OUR VIEW • Physical impacts of bridge must be considered
The proposed Interstate 5 bridge across the Columbia River has a potential price tag of more than $4 billion and will have an impact on our region for decades to come.
'Due diligence' requires that we consider the health of our community as a primary factor in the design. Unfortunately, the impact on human health, both for commuters and those living in nearby communities, has not received as much attention as traffic flows or the finances of the proposed toll.
Air pollution, for example, is known to cause respiratory disease and cancer; excessive noise causes cardiovascular disease and impaired mental functioning. These impacts fall disproportionately on low-income households living close to the freeway, but we all share the costs.
As members of a diverse group of organizations, we've come together to better understand and examine the health impacts of the Columbia River Crossing and other large developments.
As part of this effort, the Multnomah County Health Department and diverse partners conducted a Health Impact Assessment on the Columbia River Crossing (see www.co.multnomah.or.us/health/ to read the full assessment). A variety of health impacts were highlighted that are not fully considered in the more than 4,000 pages of the Draft Environmental Impact Statement on the bridge crossing.
Although widely used in Europe and Australia, health impact assessments just recently are being used in the U.S.
Our neighbors in Clark County and King County, Wash., both have created health impact assessments for major land use and transportation projects. We here in Oregon need to advance our use of this tool as we strive for healthier, more livable communities.
Only through a close examination of health impacts can we hope to design communities that promote more physical activity, reduce air pollution, and increase access to healthy foods.
These can be effective approaches to reduce the burden of chronic diseases such as heart disease, cancer and diabetes. As our country continues to be threatened with shorter lifespans from chronic disease, we should consider how our lifestyle and communities affect our health.
We need to be more vigilant at looking at the link between our health and the design of our neighborhoods and our methods of transportation.

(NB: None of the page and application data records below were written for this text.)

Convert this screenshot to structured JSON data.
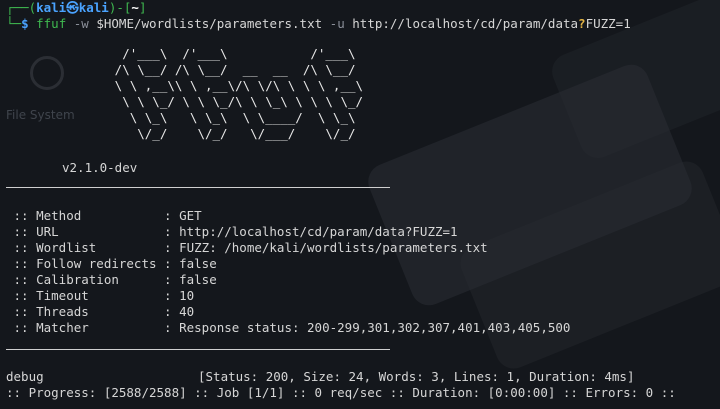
{
  "prompt": {
    "corner_top": "┌──(",
    "user": "kali",
    "at": "㉿",
    "host": "kali",
    "mid": ")-[",
    "path": "~",
    "end": "]",
    "corner_bottom": "└─",
    "symbol": "$"
  },
  "command": {
    "program": "ffuf",
    "flag_w": "-w",
    "wordlist": "$HOME/wordlists/parameters.txt",
    "flag_u": "-u",
    "url_prefix": "http://localhost/cd/param/data",
    "url_q": "?",
    "url_suffix": "FUZZ=1"
  },
  "banner": {
    "ascii": "        /'___\\  /'___\\           /'___\\\n       /\\ \\__/ /\\ \\__/  __  __  /\\ \\__/\n       \\ \\ ,__\\\\ \\ ,__\\/\\ \\/\\ \\ \\ \\ ,__\\\n        \\ \\ \\_/ \\ \\ \\_/\\ \\ \\_\\ \\ \\ \\ \\_/\n         \\ \\_\\   \\ \\_\\  \\ \\____/  \\ \\_\\\n          \\/_/    \\/_/   \\/___/    \\/_/",
    "version": "v2.1.0-dev"
  },
  "desktop": {
    "label": "File System"
  },
  "config": [
    {
      "key": " :: Method           ",
      "value": ": GET"
    },
    {
      "key": " :: URL              ",
      "value": ": http://localhost/cd/param/data?FUZZ=1"
    },
    {
      "key": " :: Wordlist         ",
      "value": ": FUZZ: /home/kali/wordlists/parameters.txt"
    },
    {
      "key": " :: Follow redirects ",
      "value": ": false"
    },
    {
      "key": " :: Calibration      ",
      "value": ": false"
    },
    {
      "key": " :: Timeout          ",
      "value": ": 10"
    },
    {
      "key": " :: Threads          ",
      "value": ": 40"
    },
    {
      "key": " :: Matcher          ",
      "value": ": Response status: 200-299,301,302,307,401,403,405,500"
    }
  ],
  "result": {
    "word": "debug",
    "status": "[Status: 200, Size: 24, Words: 3, Lines: 1, Duration: 4ms]"
  },
  "progress": ":: Progress: [2588/2588] :: Job [1/1] :: 0 req/sec :: Duration: [0:00:00] :: Errors: 0 ::",
  "colors": {
    "prompt_green": "#3fb950",
    "prompt_blue": "#4aa3ff",
    "background": "#14171c"
  }
}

In effect, our community designs can make us sick or keep us healthy.
Our region long has been known as a model for sustainable development. We can and should become a model for healthy community design - by building usable sidewalks and safe bike routes, and promoting public transportation to increase physical activity.
Pursuing these and other healthy designs may be the best prescription for fighting the chronic diseases that are killing us.
Mel Rader is project director for Upstream Public Health. Phil Wu is a pediatrician at Kaiser Permanente. Noelle Dobson is director of healthy eating at Active Living, Community Health Partnership. Sandy Johnson is planning and evaluation manager for the Multnomah County Health Department. Meg Merrick is a coordinator for the Community Geography Project at Portland State University. Jill Fuglister is co-director of Coalition for a Livable Future.